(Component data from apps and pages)
^^^^
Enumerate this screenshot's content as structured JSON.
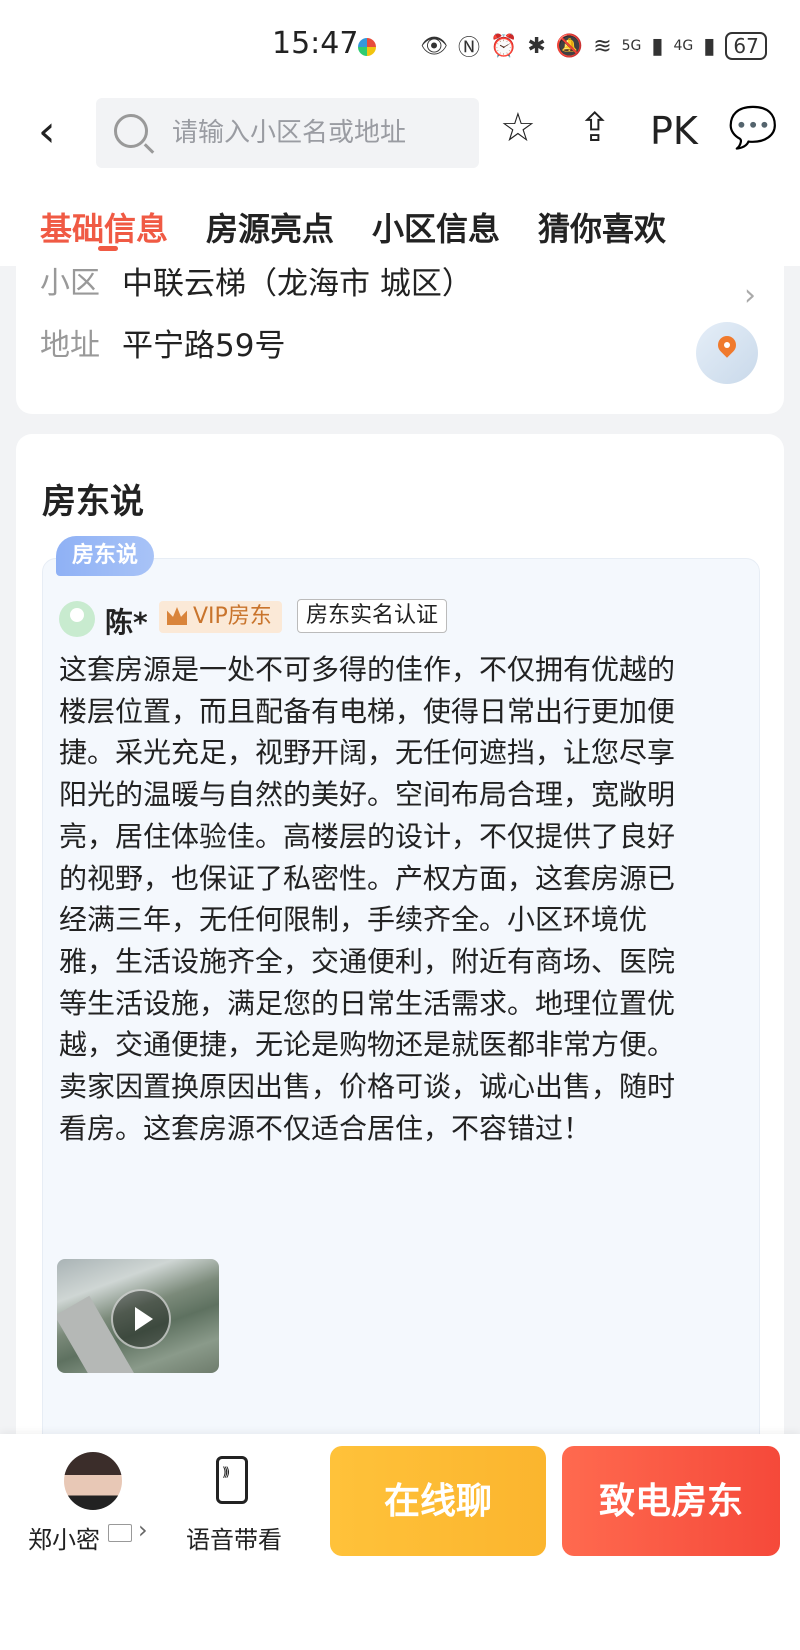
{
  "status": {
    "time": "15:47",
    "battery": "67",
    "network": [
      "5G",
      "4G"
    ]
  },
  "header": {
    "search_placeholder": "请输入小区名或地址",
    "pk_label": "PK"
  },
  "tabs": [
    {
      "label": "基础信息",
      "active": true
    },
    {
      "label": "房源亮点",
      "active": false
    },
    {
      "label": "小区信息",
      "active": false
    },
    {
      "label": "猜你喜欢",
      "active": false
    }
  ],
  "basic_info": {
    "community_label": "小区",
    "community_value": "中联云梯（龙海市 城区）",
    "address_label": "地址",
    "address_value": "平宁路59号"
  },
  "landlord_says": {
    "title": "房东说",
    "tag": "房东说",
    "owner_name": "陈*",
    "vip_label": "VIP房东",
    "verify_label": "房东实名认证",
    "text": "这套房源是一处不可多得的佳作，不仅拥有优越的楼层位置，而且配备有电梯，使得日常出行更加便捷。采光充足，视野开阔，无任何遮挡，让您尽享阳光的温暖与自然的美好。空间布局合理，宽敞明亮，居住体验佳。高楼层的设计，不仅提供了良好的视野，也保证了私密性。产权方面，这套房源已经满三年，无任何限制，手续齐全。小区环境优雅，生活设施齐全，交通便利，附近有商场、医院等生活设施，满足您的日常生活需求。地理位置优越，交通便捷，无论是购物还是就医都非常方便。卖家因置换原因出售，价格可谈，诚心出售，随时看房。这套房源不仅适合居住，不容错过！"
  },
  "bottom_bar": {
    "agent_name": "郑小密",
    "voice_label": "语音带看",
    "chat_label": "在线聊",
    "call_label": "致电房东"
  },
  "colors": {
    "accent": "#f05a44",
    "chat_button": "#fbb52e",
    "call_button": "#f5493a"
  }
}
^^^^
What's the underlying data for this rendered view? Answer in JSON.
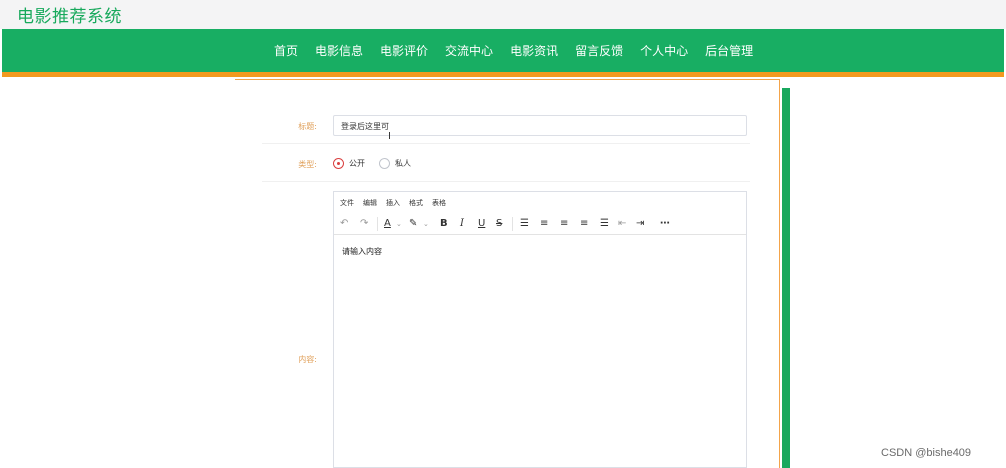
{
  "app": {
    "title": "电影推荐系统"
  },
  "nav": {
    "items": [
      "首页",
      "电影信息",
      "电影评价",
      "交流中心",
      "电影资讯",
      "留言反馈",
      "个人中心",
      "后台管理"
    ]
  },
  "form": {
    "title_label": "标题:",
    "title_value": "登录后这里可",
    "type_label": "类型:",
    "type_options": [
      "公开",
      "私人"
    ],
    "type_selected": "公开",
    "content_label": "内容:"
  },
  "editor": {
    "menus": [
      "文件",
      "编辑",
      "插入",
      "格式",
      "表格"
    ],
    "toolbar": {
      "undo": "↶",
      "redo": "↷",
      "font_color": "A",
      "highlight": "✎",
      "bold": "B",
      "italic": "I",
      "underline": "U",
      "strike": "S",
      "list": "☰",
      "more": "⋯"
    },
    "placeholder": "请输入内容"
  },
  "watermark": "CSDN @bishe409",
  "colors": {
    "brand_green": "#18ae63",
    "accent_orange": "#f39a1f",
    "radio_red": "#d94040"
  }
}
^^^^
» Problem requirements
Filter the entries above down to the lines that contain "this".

» Reply
Enumerate this screenshot's content as structured JSON.
What's the underlying data for this rendered view? Answer in JSON.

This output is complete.